Output the data in full and exactly as presented.
(RECORD EXCERPTS begins)
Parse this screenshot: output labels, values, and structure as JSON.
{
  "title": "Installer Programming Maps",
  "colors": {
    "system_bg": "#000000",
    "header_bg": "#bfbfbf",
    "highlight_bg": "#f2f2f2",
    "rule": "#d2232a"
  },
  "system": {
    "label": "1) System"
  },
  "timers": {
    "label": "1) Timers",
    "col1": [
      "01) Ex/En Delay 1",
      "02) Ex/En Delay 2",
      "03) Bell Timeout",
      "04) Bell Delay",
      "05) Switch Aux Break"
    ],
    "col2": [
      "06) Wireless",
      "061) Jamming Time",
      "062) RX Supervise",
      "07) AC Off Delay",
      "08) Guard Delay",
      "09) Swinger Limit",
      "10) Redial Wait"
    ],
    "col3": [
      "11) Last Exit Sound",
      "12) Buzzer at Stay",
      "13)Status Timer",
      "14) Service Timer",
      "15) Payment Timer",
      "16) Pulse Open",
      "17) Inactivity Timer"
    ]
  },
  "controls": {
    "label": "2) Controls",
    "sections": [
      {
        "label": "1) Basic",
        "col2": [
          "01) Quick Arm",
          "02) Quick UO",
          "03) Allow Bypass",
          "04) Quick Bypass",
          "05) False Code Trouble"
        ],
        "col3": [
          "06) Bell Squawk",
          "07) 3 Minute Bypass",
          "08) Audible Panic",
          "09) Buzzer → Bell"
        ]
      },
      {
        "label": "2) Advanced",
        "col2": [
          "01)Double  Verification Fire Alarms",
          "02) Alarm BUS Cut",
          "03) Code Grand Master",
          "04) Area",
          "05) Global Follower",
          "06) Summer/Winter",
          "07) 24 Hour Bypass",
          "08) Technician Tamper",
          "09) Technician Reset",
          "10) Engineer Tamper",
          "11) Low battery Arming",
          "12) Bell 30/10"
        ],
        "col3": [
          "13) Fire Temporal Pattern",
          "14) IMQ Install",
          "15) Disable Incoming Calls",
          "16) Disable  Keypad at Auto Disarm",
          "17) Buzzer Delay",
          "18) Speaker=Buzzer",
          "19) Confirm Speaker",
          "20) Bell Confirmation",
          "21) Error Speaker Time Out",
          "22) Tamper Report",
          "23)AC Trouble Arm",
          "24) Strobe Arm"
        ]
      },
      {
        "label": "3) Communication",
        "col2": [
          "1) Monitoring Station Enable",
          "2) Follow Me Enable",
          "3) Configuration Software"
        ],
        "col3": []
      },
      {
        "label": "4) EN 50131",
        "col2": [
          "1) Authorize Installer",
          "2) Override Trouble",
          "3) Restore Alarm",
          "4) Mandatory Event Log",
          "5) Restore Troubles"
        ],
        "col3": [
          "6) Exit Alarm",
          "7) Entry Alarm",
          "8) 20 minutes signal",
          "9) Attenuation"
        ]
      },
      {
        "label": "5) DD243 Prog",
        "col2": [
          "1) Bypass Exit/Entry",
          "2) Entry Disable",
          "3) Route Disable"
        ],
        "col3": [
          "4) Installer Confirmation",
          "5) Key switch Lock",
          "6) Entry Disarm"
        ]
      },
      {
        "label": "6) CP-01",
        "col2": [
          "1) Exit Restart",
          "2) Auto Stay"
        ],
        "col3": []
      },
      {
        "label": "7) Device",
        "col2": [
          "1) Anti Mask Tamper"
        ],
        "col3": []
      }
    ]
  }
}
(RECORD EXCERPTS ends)
- **RESULT FOR THIS TASK**
Parse this screenshot: output labels, values, and structure as JSON.
{
  "title": "Installer Programming Maps",
  "colors": {
    "system_bg": "#000000",
    "header_bg": "#bfbfbf",
    "highlight_bg": "#f2f2f2",
    "rule": "#d2232a"
  },
  "system": {
    "label": "1) System"
  },
  "timers": {
    "label": "1) Timers",
    "col1": [
      "01) Ex/En Delay 1",
      "02) Ex/En Delay 2",
      "03) Bell Timeout",
      "04) Bell Delay",
      "05) Switch Aux Break"
    ],
    "col2": [
      "06) Wireless",
      "061) Jamming Time",
      "062) RX Supervise",
      "07) AC Off Delay",
      "08) Guard Delay",
      "09) Swinger Limit",
      "10) Redial Wait"
    ],
    "col3": [
      "11) Last Exit Sound",
      "12) Buzzer at Stay",
      "13)Status Timer",
      "14) Service Timer",
      "15) Payment Timer",
      "16) Pulse Open",
      "17) Inactivity Timer"
    ]
  },
  "controls": {
    "label": "2) Controls",
    "sections": [
      {
        "label": "1) Basic",
        "col2": [
          "01) Quick Arm",
          "02) Quick UO",
          "03) Allow Bypass",
          "04) Quick Bypass",
          "05) False Code Trouble"
        ],
        "col3": [
          "06) Bell Squawk",
          "07) 3 Minute Bypass",
          "08) Audible Panic",
          "09) Buzzer → Bell"
        ]
      },
      {
        "label": "2) Advanced",
        "col2": [
          "01)Double  Verification Fire Alarms",
          "02) Alarm BUS Cut",
          "03) Code Grand Master",
          "04) Area",
          "05) Global Follower",
          "06) Summer/Winter",
          "07) 24 Hour Bypass",
          "08) Technician Tamper",
          "09) Technician Reset",
          "10) Engineer Tamper",
          "11) Low battery Arming",
          "12) Bell 30/10"
        ],
        "col3": [
          "13) Fire Temporal Pattern",
          "14) IMQ Install",
          "15) Disable Incoming Calls",
          "16) Disable  Keypad at Auto Disarm",
          "17) Buzzer Delay",
          "18) Speaker=Buzzer",
          "19) Confirm Speaker",
          "20) Bell Confirmation",
          "21) Error Speaker Time Out",
          "22) Tamper Report",
          "23)AC Trouble Arm",
          "24) Strobe Arm"
        ]
      },
      {
        "label": "3) Communication",
        "col2": [
          "1) Monitoring Station Enable",
          "2) Follow Me Enable",
          "3) Configuration Software"
        ],
        "col3": []
      },
      {
        "label": "4) EN 50131",
        "col2": [
          "1) Authorize Installer",
          "2) Override Trouble",
          "3) Restore Alarm",
          "4) Mandatory Event Log",
          "5) Restore Troubles"
        ],
        "col3": [
          "6) Exit Alarm",
          "7) Entry Alarm",
          "8) 20 minutes signal",
          "9) Attenuation"
        ]
      },
      {
        "label": "5) DD243 Prog",
        "col2": [
          "1) Bypass Exit/Entry",
          "2) Entry Disable",
          "3) Route Disable"
        ],
        "col3": [
          "4) Installer Confirmation",
          "5) Key switch Lock",
          "6) Entry Disarm"
        ]
      },
      {
        "label": "6) CP-01",
        "col2": [
          "1) Exit Restart",
          "2) Auto Stay"
        ],
        "col3": []
      },
      {
        "label": "7) Device",
        "col2": [
          "1) Anti Mask Tamper"
        ],
        "col3": []
      }
    ]
  }
}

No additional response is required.